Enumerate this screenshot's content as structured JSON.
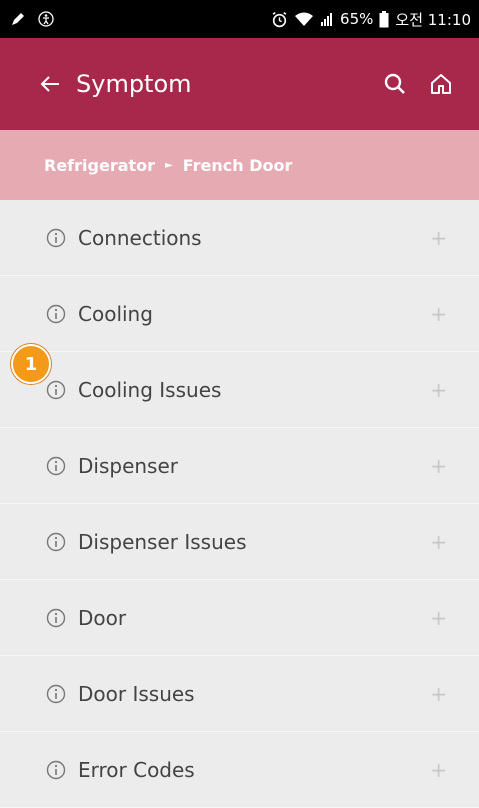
{
  "status_bar": {
    "battery": "65%",
    "time": "오전 11:10",
    "icons": [
      "pen-icon",
      "accessibility-icon",
      "alarm-icon",
      "wifi-icon",
      "signal-icon",
      "battery-icon"
    ]
  },
  "app_bar": {
    "title": "Symptom",
    "back_icon": "arrow-left-icon",
    "actions": [
      "search-icon",
      "home-icon"
    ]
  },
  "breadcrumb": {
    "items": [
      "Refrigerator",
      "French Door"
    ],
    "separator": "►"
  },
  "symptoms": [
    {
      "label": "Connections"
    },
    {
      "label": "Cooling"
    },
    {
      "label": "Cooling Issues"
    },
    {
      "label": "Dispenser"
    },
    {
      "label": "Dispenser Issues"
    },
    {
      "label": "Door"
    },
    {
      "label": "Door Issues"
    },
    {
      "label": "Error Codes"
    }
  ],
  "row_expand_symbol": "+",
  "callout_badge": "1",
  "colors": {
    "app_bar": "#a8284c",
    "breadcrumb": "#e6aab3",
    "list_background": "#ececec",
    "badge": "#f39a1a"
  }
}
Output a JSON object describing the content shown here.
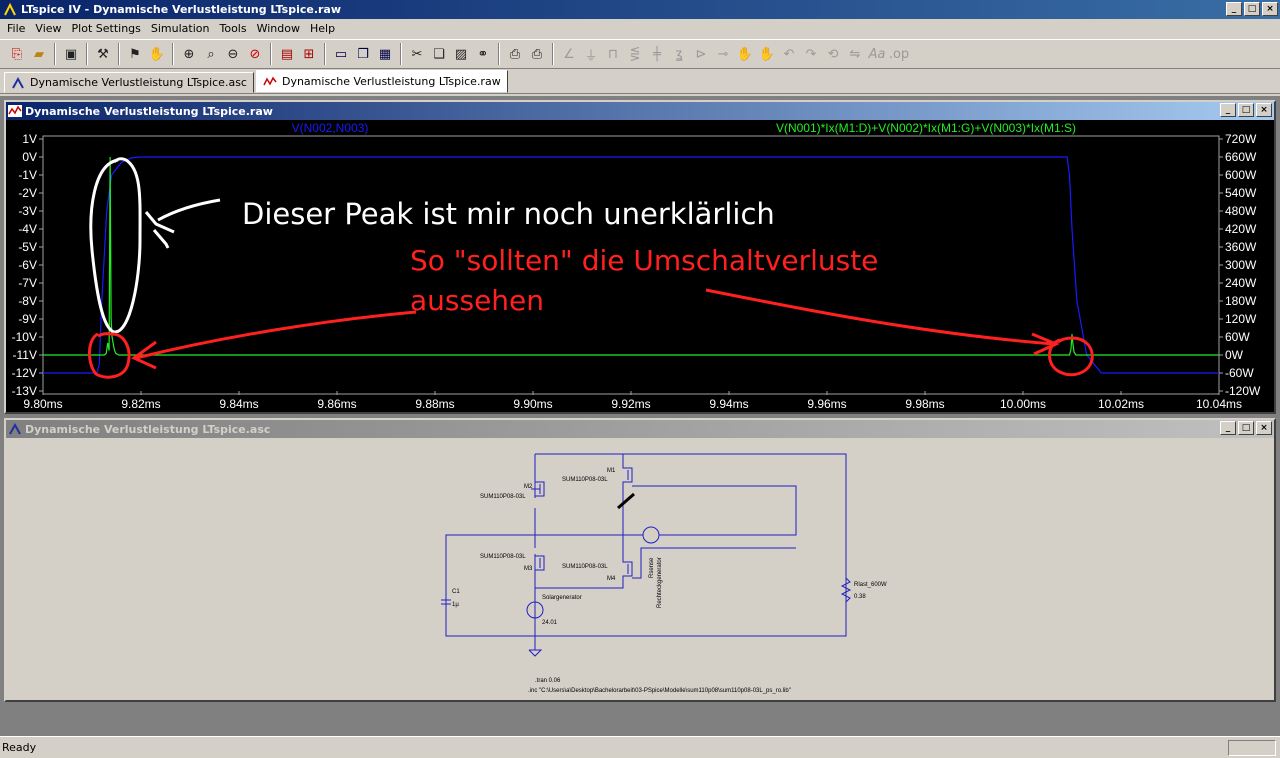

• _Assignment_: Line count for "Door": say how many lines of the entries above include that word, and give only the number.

• _Exercise result_: 3